Report the lines of the data below that contain the string "open".
Segment Start: Supplied material
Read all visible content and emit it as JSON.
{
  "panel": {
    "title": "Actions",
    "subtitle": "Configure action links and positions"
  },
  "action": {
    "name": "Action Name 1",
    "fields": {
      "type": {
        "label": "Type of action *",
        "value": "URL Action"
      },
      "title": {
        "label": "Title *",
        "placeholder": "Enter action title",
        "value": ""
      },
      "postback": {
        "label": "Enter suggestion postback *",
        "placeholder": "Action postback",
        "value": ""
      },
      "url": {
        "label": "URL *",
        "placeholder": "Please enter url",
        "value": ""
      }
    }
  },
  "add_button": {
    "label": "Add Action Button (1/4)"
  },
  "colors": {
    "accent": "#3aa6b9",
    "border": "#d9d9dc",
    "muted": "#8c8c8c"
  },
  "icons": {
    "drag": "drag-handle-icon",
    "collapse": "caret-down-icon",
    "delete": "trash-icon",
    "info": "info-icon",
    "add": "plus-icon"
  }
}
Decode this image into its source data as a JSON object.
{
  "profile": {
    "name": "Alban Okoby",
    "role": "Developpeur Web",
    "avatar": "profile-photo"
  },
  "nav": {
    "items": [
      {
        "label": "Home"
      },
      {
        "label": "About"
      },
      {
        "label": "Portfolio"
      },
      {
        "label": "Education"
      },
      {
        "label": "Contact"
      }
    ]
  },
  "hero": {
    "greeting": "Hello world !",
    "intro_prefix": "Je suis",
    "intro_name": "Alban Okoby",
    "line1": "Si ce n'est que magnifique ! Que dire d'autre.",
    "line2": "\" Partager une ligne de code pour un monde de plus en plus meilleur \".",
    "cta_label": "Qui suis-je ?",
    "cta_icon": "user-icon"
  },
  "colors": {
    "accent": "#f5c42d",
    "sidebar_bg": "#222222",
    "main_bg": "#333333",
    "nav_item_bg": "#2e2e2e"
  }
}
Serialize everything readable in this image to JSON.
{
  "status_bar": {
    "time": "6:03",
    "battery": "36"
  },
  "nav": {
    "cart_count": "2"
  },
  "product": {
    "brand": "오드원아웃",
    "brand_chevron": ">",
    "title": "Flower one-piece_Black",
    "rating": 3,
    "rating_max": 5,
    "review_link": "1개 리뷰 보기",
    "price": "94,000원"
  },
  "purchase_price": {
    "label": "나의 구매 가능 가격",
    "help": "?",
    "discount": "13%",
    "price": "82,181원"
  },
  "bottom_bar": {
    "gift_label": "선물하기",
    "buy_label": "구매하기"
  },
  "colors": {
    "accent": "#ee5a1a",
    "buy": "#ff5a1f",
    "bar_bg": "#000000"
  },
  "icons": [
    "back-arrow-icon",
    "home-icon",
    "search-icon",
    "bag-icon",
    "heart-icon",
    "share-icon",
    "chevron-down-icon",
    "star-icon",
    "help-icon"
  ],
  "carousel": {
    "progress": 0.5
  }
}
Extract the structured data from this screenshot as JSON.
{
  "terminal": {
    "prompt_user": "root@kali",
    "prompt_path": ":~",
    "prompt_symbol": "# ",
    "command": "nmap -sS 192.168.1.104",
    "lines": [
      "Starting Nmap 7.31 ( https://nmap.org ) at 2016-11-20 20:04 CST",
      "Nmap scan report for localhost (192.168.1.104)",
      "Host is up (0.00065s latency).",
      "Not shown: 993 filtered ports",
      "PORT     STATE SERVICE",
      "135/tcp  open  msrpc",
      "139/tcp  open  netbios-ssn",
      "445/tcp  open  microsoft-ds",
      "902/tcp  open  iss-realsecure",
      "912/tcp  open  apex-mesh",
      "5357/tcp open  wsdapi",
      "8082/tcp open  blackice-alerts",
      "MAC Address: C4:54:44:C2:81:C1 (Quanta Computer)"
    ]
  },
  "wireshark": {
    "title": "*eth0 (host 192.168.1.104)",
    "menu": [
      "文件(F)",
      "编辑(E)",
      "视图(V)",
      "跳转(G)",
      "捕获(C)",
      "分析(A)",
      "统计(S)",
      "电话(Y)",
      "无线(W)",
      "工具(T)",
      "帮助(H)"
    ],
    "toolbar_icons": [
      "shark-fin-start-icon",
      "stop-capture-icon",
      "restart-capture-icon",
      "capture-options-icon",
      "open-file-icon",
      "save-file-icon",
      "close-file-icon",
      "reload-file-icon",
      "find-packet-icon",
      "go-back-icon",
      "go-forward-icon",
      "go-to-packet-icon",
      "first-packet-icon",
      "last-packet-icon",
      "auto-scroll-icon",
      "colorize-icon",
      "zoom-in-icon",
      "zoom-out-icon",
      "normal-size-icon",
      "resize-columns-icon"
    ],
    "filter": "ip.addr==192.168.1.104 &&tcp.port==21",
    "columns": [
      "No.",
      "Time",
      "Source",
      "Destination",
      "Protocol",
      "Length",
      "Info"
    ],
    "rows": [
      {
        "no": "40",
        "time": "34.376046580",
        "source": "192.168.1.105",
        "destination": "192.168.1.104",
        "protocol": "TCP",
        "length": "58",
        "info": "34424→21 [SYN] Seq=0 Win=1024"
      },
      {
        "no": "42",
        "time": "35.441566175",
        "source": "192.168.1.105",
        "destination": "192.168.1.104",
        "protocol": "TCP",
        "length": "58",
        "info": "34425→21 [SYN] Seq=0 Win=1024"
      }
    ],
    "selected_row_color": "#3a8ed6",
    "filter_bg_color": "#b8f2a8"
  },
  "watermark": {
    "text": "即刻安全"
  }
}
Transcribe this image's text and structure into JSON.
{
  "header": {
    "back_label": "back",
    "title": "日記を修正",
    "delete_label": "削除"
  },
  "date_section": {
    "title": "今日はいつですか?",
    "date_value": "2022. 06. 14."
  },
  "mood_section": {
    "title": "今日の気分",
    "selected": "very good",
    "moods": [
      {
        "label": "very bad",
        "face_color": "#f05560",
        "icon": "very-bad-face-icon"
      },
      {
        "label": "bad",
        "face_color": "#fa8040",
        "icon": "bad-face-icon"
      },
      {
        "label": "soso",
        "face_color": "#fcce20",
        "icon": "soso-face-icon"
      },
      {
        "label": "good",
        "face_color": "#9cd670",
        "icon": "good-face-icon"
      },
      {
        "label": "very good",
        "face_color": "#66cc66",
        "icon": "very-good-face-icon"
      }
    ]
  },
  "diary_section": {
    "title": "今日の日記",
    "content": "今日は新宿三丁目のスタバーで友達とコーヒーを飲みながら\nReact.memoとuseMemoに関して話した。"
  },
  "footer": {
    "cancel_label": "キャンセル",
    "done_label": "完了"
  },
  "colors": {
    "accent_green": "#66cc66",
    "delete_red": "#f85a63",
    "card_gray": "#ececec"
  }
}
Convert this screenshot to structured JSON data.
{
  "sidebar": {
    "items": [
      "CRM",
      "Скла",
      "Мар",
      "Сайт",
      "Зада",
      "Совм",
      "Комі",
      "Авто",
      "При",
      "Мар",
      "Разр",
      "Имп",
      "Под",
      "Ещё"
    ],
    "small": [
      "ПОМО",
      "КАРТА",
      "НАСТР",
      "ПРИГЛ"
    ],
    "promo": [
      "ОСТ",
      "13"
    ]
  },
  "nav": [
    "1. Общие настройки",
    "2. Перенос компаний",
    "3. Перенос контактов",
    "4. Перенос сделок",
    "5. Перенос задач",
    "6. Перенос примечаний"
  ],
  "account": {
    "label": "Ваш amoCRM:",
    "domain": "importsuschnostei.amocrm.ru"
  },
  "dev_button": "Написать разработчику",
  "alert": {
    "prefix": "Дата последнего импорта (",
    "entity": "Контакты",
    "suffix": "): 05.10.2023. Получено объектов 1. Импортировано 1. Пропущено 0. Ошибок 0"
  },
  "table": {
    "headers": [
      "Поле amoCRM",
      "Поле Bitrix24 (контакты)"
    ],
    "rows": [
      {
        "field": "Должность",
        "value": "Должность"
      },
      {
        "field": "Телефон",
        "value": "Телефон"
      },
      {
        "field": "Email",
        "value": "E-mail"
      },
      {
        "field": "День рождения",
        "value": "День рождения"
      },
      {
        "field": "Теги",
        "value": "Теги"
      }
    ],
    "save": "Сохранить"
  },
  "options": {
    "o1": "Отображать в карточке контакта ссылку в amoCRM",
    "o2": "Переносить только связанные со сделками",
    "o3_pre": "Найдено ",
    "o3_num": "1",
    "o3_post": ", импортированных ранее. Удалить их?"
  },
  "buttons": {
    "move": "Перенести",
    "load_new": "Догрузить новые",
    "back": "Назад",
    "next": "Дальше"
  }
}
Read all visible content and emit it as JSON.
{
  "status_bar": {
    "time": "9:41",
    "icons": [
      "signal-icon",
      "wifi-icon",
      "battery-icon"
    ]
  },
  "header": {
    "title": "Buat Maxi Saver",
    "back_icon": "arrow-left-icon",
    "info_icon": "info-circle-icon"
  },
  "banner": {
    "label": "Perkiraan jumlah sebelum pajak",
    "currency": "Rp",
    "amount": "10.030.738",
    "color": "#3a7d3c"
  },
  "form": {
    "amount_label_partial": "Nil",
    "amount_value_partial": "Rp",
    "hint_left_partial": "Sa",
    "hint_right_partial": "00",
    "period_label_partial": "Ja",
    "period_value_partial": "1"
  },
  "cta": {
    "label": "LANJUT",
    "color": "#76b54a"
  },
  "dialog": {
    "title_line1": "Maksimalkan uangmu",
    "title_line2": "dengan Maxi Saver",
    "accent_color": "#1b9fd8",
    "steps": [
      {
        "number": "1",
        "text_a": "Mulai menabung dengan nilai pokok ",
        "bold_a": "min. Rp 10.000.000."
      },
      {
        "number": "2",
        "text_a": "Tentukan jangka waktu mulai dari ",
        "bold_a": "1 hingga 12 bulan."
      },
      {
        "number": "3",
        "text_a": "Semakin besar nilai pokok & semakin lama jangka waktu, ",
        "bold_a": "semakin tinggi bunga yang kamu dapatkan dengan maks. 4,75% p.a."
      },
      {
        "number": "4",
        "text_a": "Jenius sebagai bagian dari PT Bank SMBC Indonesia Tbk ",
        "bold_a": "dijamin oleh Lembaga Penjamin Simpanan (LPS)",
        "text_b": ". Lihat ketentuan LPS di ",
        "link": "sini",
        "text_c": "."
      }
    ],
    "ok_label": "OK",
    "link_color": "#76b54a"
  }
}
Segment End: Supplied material
• _Response_:
      "135/tcp  open  msrpc",
      "139/tcp  open  netbios-ssn",
      "445/tcp  open  microsoft-ds",
      "902/tcp  open  iss-realsecure",
      "912/tcp  open  apex-mesh",
      "5357/tcp open  wsdapi",
      "8082/tcp open  blackice-alerts",
      "open-file-icon",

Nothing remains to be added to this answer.